Repeat the data exactly as it stands.

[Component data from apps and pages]
+---+
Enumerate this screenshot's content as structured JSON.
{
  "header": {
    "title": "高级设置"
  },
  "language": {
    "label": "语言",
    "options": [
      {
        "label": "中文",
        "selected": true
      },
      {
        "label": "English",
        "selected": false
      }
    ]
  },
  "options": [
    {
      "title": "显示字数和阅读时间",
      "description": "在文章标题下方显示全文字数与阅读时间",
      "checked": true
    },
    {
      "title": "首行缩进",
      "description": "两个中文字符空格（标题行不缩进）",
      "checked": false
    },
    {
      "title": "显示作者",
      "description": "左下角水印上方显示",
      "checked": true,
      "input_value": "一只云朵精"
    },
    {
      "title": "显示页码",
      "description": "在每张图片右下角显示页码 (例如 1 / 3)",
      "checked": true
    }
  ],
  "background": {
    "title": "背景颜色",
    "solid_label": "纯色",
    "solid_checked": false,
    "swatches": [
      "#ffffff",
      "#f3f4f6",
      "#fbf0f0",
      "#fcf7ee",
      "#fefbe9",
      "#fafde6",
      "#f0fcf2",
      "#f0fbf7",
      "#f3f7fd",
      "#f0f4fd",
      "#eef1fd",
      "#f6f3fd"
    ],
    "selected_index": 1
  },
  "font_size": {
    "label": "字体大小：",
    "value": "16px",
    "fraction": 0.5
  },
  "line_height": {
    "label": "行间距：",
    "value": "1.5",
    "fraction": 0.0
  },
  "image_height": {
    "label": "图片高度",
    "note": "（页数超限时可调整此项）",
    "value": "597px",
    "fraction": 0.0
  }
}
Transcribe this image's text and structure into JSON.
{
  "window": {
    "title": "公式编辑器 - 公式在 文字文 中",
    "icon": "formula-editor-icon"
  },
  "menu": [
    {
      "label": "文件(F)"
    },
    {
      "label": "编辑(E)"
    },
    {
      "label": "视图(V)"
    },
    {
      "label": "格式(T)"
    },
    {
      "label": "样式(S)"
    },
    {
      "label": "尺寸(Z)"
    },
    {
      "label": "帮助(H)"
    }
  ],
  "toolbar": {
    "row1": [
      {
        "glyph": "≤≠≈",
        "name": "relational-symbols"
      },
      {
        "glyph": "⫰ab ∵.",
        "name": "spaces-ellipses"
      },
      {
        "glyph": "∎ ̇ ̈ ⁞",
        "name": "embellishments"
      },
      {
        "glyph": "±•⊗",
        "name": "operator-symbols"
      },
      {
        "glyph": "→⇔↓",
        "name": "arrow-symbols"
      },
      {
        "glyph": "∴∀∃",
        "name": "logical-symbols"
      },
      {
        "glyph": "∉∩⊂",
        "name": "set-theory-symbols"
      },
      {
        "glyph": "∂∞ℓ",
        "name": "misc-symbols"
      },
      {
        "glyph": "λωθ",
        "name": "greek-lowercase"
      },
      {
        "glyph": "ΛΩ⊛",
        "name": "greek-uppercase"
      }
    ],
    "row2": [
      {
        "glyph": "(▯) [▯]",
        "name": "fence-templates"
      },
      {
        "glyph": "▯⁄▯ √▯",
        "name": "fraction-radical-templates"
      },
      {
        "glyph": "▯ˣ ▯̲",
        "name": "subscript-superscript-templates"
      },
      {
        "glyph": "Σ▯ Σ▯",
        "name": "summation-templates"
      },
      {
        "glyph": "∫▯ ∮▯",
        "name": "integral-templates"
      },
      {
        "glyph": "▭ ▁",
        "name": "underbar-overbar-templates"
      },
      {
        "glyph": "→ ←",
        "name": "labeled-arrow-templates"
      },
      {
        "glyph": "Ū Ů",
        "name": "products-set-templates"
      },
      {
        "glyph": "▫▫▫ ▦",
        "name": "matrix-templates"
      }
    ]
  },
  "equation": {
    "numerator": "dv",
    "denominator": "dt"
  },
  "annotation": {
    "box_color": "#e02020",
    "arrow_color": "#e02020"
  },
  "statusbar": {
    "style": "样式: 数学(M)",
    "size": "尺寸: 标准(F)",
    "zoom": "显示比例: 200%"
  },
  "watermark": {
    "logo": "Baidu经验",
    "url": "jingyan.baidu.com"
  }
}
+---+
-- TASK SOLUTION --
Enumerate this screenshot's content as structured JSON.
{
  "header": {
    "title": "高级设置"
  },
  "language": {
    "label": "语言",
    "options": [
      {
        "label": "中文",
        "selected": true
      },
      {
        "label": "English",
        "selected": false
      }
    ]
  },
  "options": [
    {
      "title": "显示字数和阅读时间",
      "description": "在文章标题下方显示全文字数与阅读时间",
      "checked": true
    },
    {
      "title": "首行缩进",
      "description": "两个中文字符空格（标题行不缩进）",
      "checked": false
    },
    {
      "title": "显示作者",
      "description": "左下角水印上方显示",
      "checked": true,
      "input_value": "一只云朵精"
    },
    {
      "title": "显示页码",
      "description": "在每张图片右下角显示页码 (例如 1 / 3)",
      "checked": true
    }
  ],
  "background": {
    "title": "背景颜色",
    "solid_label": "纯色",
    "solid_checked": false,
    "swatches": [
      "#ffffff",
      "#f3f4f6",
      "#fbf0f0",
      "#fcf7ee",
      "#fefbe9",
      "#fafde6",
      "#f0fcf2",
      "#f0fbf7",
      "#f3f7fd",
      "#f0f4fd",
      "#eef1fd",
      "#f6f3fd"
    ],
    "selected_index": 1
  },
  "font_size": {
    "label": "字体大小：",
    "value": "16px",
    "fraction": 0.5
  },
  "line_height": {
    "label": "行间距：",
    "value": "1.5",
    "fraction": 0.0
  },
  "image_height": {
    "label": "图片高度",
    "note": "（页数超限时可调整此项）",
    "value": "597px",
    "fraction": 0.0
  }
}
Transcribe this image's text and structure into JSON.
{
  "window": {
    "title": "公式编辑器 - 公式在 文字文 中",
    "icon": "formula-editor-icon"
  },
  "menu": [
    {
      "label": "文件(F)"
    },
    {
      "label": "编辑(E)"
    },
    {
      "label": "视图(V)"
    },
    {
      "label": "格式(T)"
    },
    {
      "label": "样式(S)"
    },
    {
      "label": "尺寸(Z)"
    },
    {
      "label": "帮助(H)"
    }
  ],
  "toolbar": {
    "row1": [
      {
        "glyph": "≤≠≈",
        "name": "relational-symbols"
      },
      {
        "glyph": "⫰ab ∵.",
        "name": "spaces-ellipses"
      },
      {
        "glyph": "∎ ̇ ̈ ⁞",
        "name": "embellishments"
      },
      {
        "glyph": "±•⊗",
        "name": "operator-symbols"
      },
      {
        "glyph": "→⇔↓",
        "name": "arrow-symbols"
      },
      {
        "glyph": "∴∀∃",
        "name": "logical-symbols"
      },
      {
        "glyph": "∉∩⊂",
        "name": "set-theory-symbols"
      },
      {
        "glyph": "∂∞ℓ",
        "name": "misc-symbols"
      },
      {
        "glyph": "λωθ",
        "name": "greek-lowercase"
      },
      {
        "glyph": "ΛΩ⊛",
        "name": "greek-uppercase"
      }
    ],
    "row2": [
      {
        "glyph": "(▯) [▯]",
        "name": "fence-templates"
      },
      {
        "glyph": "▯⁄▯ √▯",
        "name": "fraction-radical-templates"
      },
      {
        "glyph": "▯ˣ ▯̲",
        "name": "subscript-superscript-templates"
      },
      {
        "glyph": "Σ▯ Σ▯",
        "name": "summation-templates"
      },
      {
        "glyph": "∫▯ ∮▯",
        "name": "integral-templates"
      },
      {
        "glyph": "▭ ▁",
        "name": "underbar-overbar-templates"
      },
      {
        "glyph": "→ ←",
        "name": "labeled-arrow-templates"
      },
      {
        "glyph": "Ū Ů",
        "name": "products-set-templates"
      },
      {
        "glyph": "▫▫▫ ▦",
        "name": "matrix-templates"
      }
    ]
  },
  "equation": {
    "numerator": "dv",
    "denominator": "dt"
  },
  "annotation": {
    "box_color": "#e02020",
    "arrow_color": "#e02020"
  },
  "statusbar": {
    "style": "样式: 数学(M)",
    "size": "尺寸: 标准(F)",
    "zoom": "显示比例: 200%"
  },
  "watermark": {
    "logo": "Baidu经验",
    "url": "jingyan.baidu.com"
  }
}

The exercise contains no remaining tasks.